Nanotechnology for enhanced textiles has also been used for anti-static fabrics, controlled release of fragrances, antifungals and antimicrobiotics, fabrics that better wick moisture from the skin, and reflective fabrics. Nanotechnology is being used for spinning stronger and lighter materials for applications such as bullet-proof vests, tennis rackets, and balls for golf, tennis and bowling.

A catalytic converter is a device used in the exhaust system of an automobile to reduce the environmental toxicity of substances emitted by the internal combustion engine. The catalytic converter breaks down some emissions through a chemical reaction catalyzed by a precious metal. Often expensive noble metals such as platinum, palladium, or rhodium are used as the catalyst metal; cerium, iron, manganese and nickel are also used in some designs. Recently, nanoparticles of precious metals were integrated into catalytic converter designs.  They allow the use of much less material to provide the same surface area that was available through the previous use of bulk materials. This enhancement reduces the cost of catalytic converters and makes them more efficient. 

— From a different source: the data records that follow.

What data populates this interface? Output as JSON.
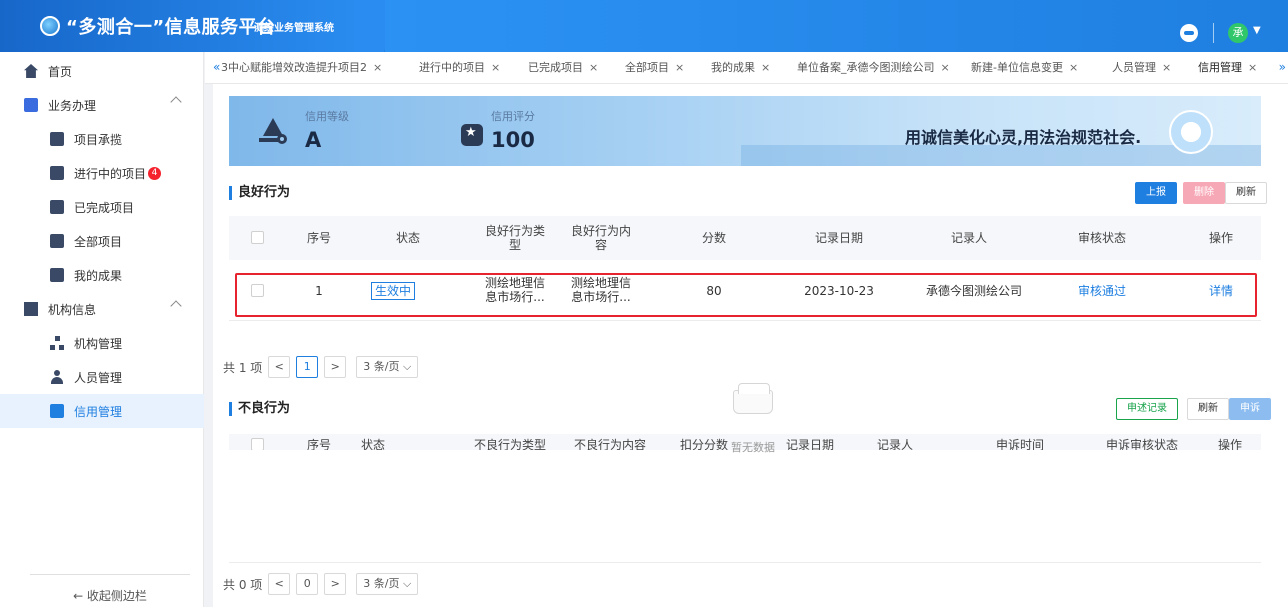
{
  "header": {
    "title": "“多测合一”信息服务平台",
    "subtitle": "测绘业务管理系统",
    "avatar_text": "承",
    "colors": {
      "primary": "#1f7fe0",
      "avatar": "#2fc76a"
    }
  },
  "sidebar": {
    "home": "首页",
    "business": "业务办理",
    "business_items": [
      "项目承揽",
      "进行中的项目",
      "已完成项目",
      "全部项目",
      "我的成果"
    ],
    "in_progress_badge": "4",
    "org": "机构信息",
    "org_items": [
      "机构管理",
      "人员管理",
      "信用管理"
    ],
    "collapse": "← 收起侧边栏"
  },
  "tabs": {
    "items": [
      {
        "label": "3中心赋能增效改造提升项目2"
      },
      {
        "label": "进行中的项目"
      },
      {
        "label": "已完成项目"
      },
      {
        "label": "全部项目"
      },
      {
        "label": "我的成果"
      },
      {
        "label": "单位备案_承德今图测绘公司"
      },
      {
        "label": "新建-单位信息变更"
      },
      {
        "label": "人员管理"
      },
      {
        "label": "信用管理"
      }
    ],
    "close": "×",
    "prev": "«",
    "next": "»"
  },
  "banner": {
    "level_label": "信用等级",
    "level_value": "A",
    "score_label": "信用评分",
    "score_value": "100",
    "slogan": "用诚信美化心灵,用法治规范社会."
  },
  "good": {
    "title": "良好行为",
    "buttons": {
      "report": "上报",
      "delete": "删除",
      "refresh": "刷新"
    },
    "columns": {
      "seq": "序号",
      "status": "状态",
      "type_l1": "良好行为类",
      "type_l2": "型",
      "content_l1": "良好行为内",
      "content_l2": "容",
      "score": "分数",
      "date": "记录日期",
      "recorder": "记录人",
      "audit": "审核状态",
      "op": "操作"
    },
    "rows": [
      {
        "seq": "1",
        "status": "生效中",
        "type_l1": "测绘地理信",
        "type_l2": "息市场行...",
        "content_l1": "测绘地理信",
        "content_l2": "息市场行...",
        "score": "80",
        "date": "2023-10-23",
        "recorder": "承德今图测绘公司",
        "audit": "审核通过",
        "op": "详情"
      }
    ],
    "pager": {
      "total": "共 1 项",
      "page": "1",
      "size": "3 条/页"
    }
  },
  "bad": {
    "title": "不良行为",
    "buttons": {
      "appeal_record": "申述记录",
      "refresh": "刷新",
      "appeal": "申诉"
    },
    "columns": {
      "seq": "序号",
      "status": "状态",
      "type": "不良行为类型",
      "content": "不良行为内容",
      "deduct": "扣分分数",
      "date": "记录日期",
      "recorder": "记录人",
      "appeal_time": "申诉时间",
      "appeal_status": "申诉审核状态",
      "op": "操作"
    },
    "empty": "暂无数据",
    "pager": {
      "total": "共 0 项",
      "page": "0",
      "size": "3 条/页"
    }
  }
}
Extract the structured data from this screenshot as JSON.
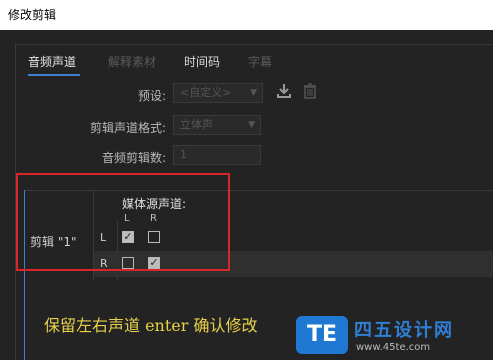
{
  "window": {
    "title": "修改剪辑"
  },
  "tabs": [
    {
      "label": "音频声道",
      "state": "active"
    },
    {
      "label": "解释素材",
      "state": "disabled"
    },
    {
      "label": "时间码",
      "state": "normal"
    },
    {
      "label": "字幕",
      "state": "disabled"
    }
  ],
  "preset": {
    "label": "预设:",
    "value": "<自定义>"
  },
  "format": {
    "label": "剪辑声道格式:",
    "value": "立体声"
  },
  "count": {
    "label": "音频剪辑数:",
    "value": "1"
  },
  "mapping": {
    "source_header": "媒体源声道:",
    "columns": [
      "L",
      "R"
    ],
    "clip_label": "剪辑 \"1\"",
    "rows": [
      {
        "channel": "L",
        "checks": [
          true,
          false
        ]
      },
      {
        "channel": "R",
        "checks": [
          false,
          true
        ]
      }
    ]
  },
  "caption": "保留左右声道  enter 确认修改",
  "watermark": {
    "badge": "TE",
    "name": "四五设计网",
    "url": "www.45te.com"
  },
  "colors": {
    "accent": "#3a7fd0",
    "highlight": "#d8262b",
    "caption": "#e8d24a"
  },
  "icons": {
    "preset_save": "download-icon",
    "preset_delete": "trash-icon"
  }
}
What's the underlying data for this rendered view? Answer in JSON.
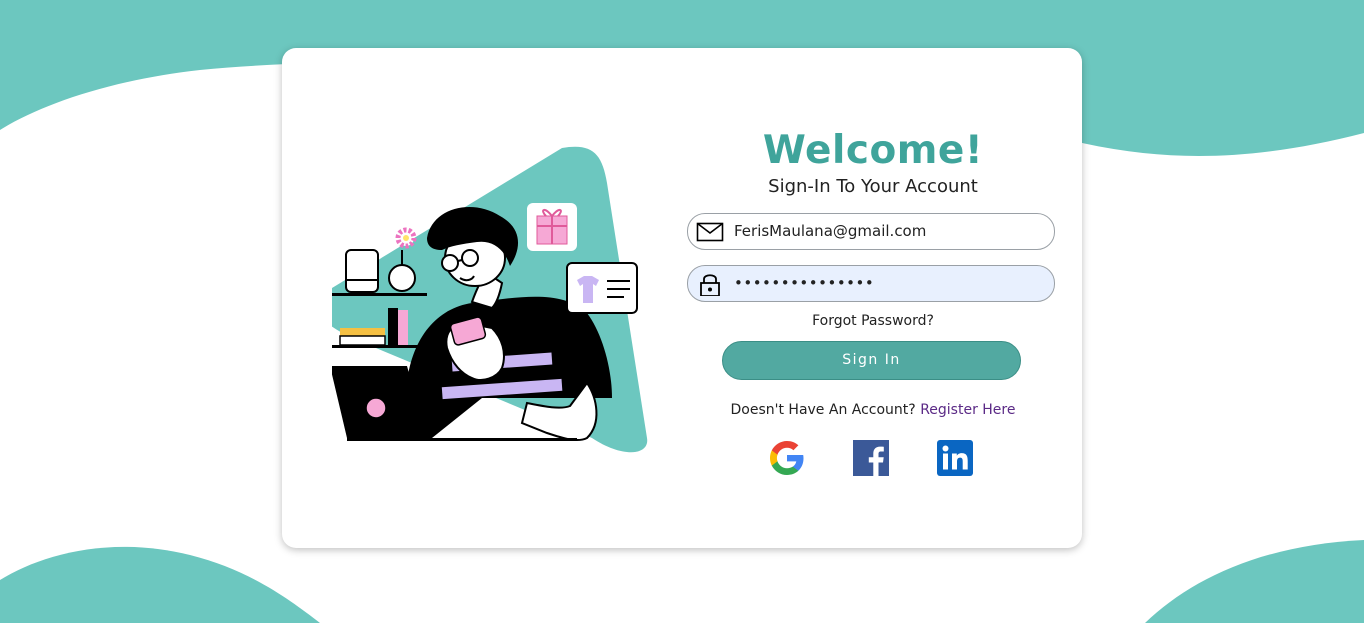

Nanotechnology has improved fresh water filtration through the use of Nanopores (small pores in an electrically insulating membrane that can be used as a single-molecule detector).  Nanopores have been developed that are so small that they can filter the smallest contaminant. Water purifications systems that use such pores often incorporate ultraviolet (UV) resistant materials so that the water passing through can be radiated to destroy contaminants such as pesticides, solvents, and microbes.  Nanopores can be fabricated with great precision, allowing for effective filtration with minimal effect on the flow rate through the system.

The contribution of nanotechnology to information and communication is in providing new methods for data storage, enabling the design of novel semiconductor and optoelectronic devices as well as integrated circuits. Nanotechnology is used in the design of displays and human-computer interfaces. One of the areas of applications is the development of smaller platforms for video games.